In most cancer treatment centers there’s a bell that you ring when you finish treatment. It’s meant to be a milestone, a celebration and an inspiration to all the other patients hearing the bell ring that there is hope for a completion of treatment.
Next Tuesday, I’m scheduled to complete my 12th chemo treatment which is the “final” treatment in this round but really, that’s a fake number. There really is no end in sight to my chemo treatments. I’ve been told my liver and lung tumors are inoperable. They can remove my colon tumor and probably will when I have my colostomy reversed after the first of the year, but the others are too large and invasive to remove – there won’t be enough of my liver left behind to function. So what are my options? Really, right now with the treatment options available to patients with my type of cancer, my best option is to view chemo like a maintenance therapy that can extend my life and quality of life and then hope that as medicine progresses, other options will become available. Because I currently can’t be “cured” I’m technically a palliative patient – meaning I can maintain.
So I’ve been thinking a lot lately, where does that leave me? What is my “status” as a cancer patient? Am I a survivor even without being cured? How do I define myself in this? I don’t really like to think of myself or call myself a “cancer patient” because that makes it sound like cancer is my identity. Am I a “cancer fighter”- maybe, but that brings up visions of me in boxing gloves hopping around a ring, beating “cancer” in the face. I’ve jokingly called myself “cancer mom” because in reality I’m the first exposure many of my children’s peers have had with cancer. I guess for now, I’m just identifying as me. I’m still Rachel. I still make inappropriate jokes, I still hate doing laundry, I still have very little self control when it comes to rice krispy treats.
To be blunt, the fact of the mater is I’ve decided not to die. I know that sounds ridiculous – we all die sometime. I’ve had to place myself in a mindset that says this is not going to kill me, it’s only going to make me stronger.. better. I’ve become a stronger human. I’ve become a better mom. I’ve become a more loving wife. I’ve decided to look at cancer as something going on in the background of our lives..every other week I have a doctor’s appointment and get hooked up to medication that will make me stronger and the cancer weaker. When that medicine stops working, we’ll shift to something that will and so on and so on until one day as an old lady, surrounded by my children and grandchildren I peacefully pass into the next space. I can’t look at this any other way. I can’t let myself limit my life and my plans to the amount of time statistics tell me I have.

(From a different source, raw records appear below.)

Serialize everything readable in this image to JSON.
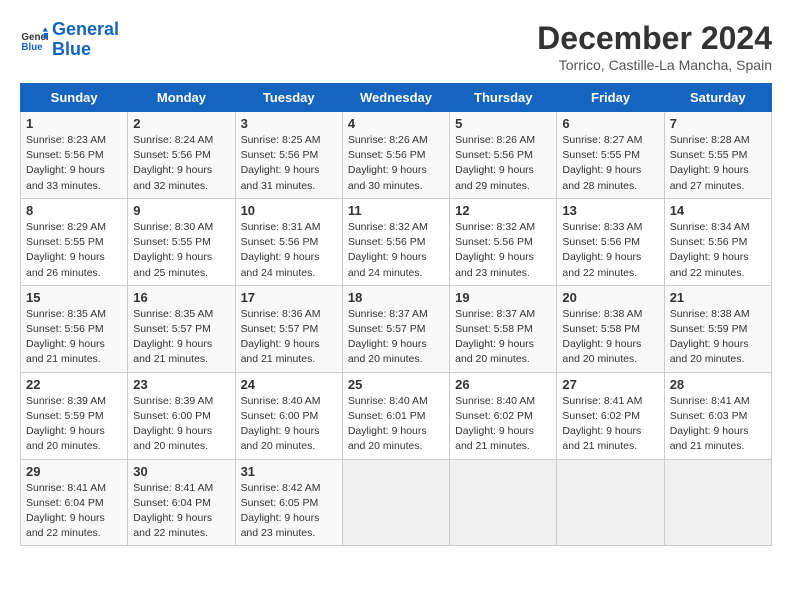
{
  "logo": {
    "text_general": "General",
    "text_blue": "Blue"
  },
  "title": "December 2024",
  "subtitle": "Torrico, Castille-La Mancha, Spain",
  "header_days": [
    "Sunday",
    "Monday",
    "Tuesday",
    "Wednesday",
    "Thursday",
    "Friday",
    "Saturday"
  ],
  "weeks": [
    [
      {
        "day": "1",
        "sunrise": "8:23 AM",
        "sunset": "5:56 PM",
        "daylight": "9 hours and 33 minutes."
      },
      {
        "day": "2",
        "sunrise": "8:24 AM",
        "sunset": "5:56 PM",
        "daylight": "9 hours and 32 minutes."
      },
      {
        "day": "3",
        "sunrise": "8:25 AM",
        "sunset": "5:56 PM",
        "daylight": "9 hours and 31 minutes."
      },
      {
        "day": "4",
        "sunrise": "8:26 AM",
        "sunset": "5:56 PM",
        "daylight": "9 hours and 30 minutes."
      },
      {
        "day": "5",
        "sunrise": "8:26 AM",
        "sunset": "5:56 PM",
        "daylight": "9 hours and 29 minutes."
      },
      {
        "day": "6",
        "sunrise": "8:27 AM",
        "sunset": "5:55 PM",
        "daylight": "9 hours and 28 minutes."
      },
      {
        "day": "7",
        "sunrise": "8:28 AM",
        "sunset": "5:55 PM",
        "daylight": "9 hours and 27 minutes."
      }
    ],
    [
      {
        "day": "8",
        "sunrise": "8:29 AM",
        "sunset": "5:55 PM",
        "daylight": "9 hours and 26 minutes."
      },
      {
        "day": "9",
        "sunrise": "8:30 AM",
        "sunset": "5:55 PM",
        "daylight": "9 hours and 25 minutes."
      },
      {
        "day": "10",
        "sunrise": "8:31 AM",
        "sunset": "5:56 PM",
        "daylight": "9 hours and 24 minutes."
      },
      {
        "day": "11",
        "sunrise": "8:32 AM",
        "sunset": "5:56 PM",
        "daylight": "9 hours and 24 minutes."
      },
      {
        "day": "12",
        "sunrise": "8:32 AM",
        "sunset": "5:56 PM",
        "daylight": "9 hours and 23 minutes."
      },
      {
        "day": "13",
        "sunrise": "8:33 AM",
        "sunset": "5:56 PM",
        "daylight": "9 hours and 22 minutes."
      },
      {
        "day": "14",
        "sunrise": "8:34 AM",
        "sunset": "5:56 PM",
        "daylight": "9 hours and 22 minutes."
      }
    ],
    [
      {
        "day": "15",
        "sunrise": "8:35 AM",
        "sunset": "5:56 PM",
        "daylight": "9 hours and 21 minutes."
      },
      {
        "day": "16",
        "sunrise": "8:35 AM",
        "sunset": "5:57 PM",
        "daylight": "9 hours and 21 minutes."
      },
      {
        "day": "17",
        "sunrise": "8:36 AM",
        "sunset": "5:57 PM",
        "daylight": "9 hours and 21 minutes."
      },
      {
        "day": "18",
        "sunrise": "8:37 AM",
        "sunset": "5:57 PM",
        "daylight": "9 hours and 20 minutes."
      },
      {
        "day": "19",
        "sunrise": "8:37 AM",
        "sunset": "5:58 PM",
        "daylight": "9 hours and 20 minutes."
      },
      {
        "day": "20",
        "sunrise": "8:38 AM",
        "sunset": "5:58 PM",
        "daylight": "9 hours and 20 minutes."
      },
      {
        "day": "21",
        "sunrise": "8:38 AM",
        "sunset": "5:59 PM",
        "daylight": "9 hours and 20 minutes."
      }
    ],
    [
      {
        "day": "22",
        "sunrise": "8:39 AM",
        "sunset": "5:59 PM",
        "daylight": "9 hours and 20 minutes."
      },
      {
        "day": "23",
        "sunrise": "8:39 AM",
        "sunset": "6:00 PM",
        "daylight": "9 hours and 20 minutes."
      },
      {
        "day": "24",
        "sunrise": "8:40 AM",
        "sunset": "6:00 PM",
        "daylight": "9 hours and 20 minutes."
      },
      {
        "day": "25",
        "sunrise": "8:40 AM",
        "sunset": "6:01 PM",
        "daylight": "9 hours and 20 minutes."
      },
      {
        "day": "26",
        "sunrise": "8:40 AM",
        "sunset": "6:02 PM",
        "daylight": "9 hours and 21 minutes."
      },
      {
        "day": "27",
        "sunrise": "8:41 AM",
        "sunset": "6:02 PM",
        "daylight": "9 hours and 21 minutes."
      },
      {
        "day": "28",
        "sunrise": "8:41 AM",
        "sunset": "6:03 PM",
        "daylight": "9 hours and 21 minutes."
      }
    ],
    [
      {
        "day": "29",
        "sunrise": "8:41 AM",
        "sunset": "6:04 PM",
        "daylight": "9 hours and 22 minutes."
      },
      {
        "day": "30",
        "sunrise": "8:41 AM",
        "sunset": "6:04 PM",
        "daylight": "9 hours and 22 minutes."
      },
      {
        "day": "31",
        "sunrise": "8:42 AM",
        "sunset": "6:05 PM",
        "daylight": "9 hours and 23 minutes."
      },
      null,
      null,
      null,
      null
    ]
  ]
}
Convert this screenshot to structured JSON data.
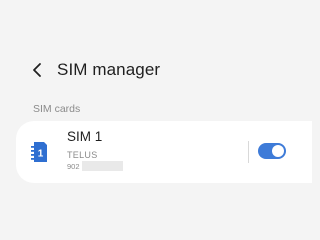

Next week at treatment, those of you who follow David and I on social media will see me sporting a new t-shirt I’ve saved for the occasion of “finishing” this round. I’ll be wearing a Captain America t-shirt to chemo treatment. Someone told me at the start of all this that when they were in treatment, they would visualize the chemo going directly to the tumors and destroying them. I had a different take on that visualization. Captain America starts off as a week, puny little soldier – after he’s given an “infusion” he’s strong and ready to kick some ass. I visualize my infusions that way… making me stronger, transforming me into a warrior ready to kick cancer’s ass and live my life.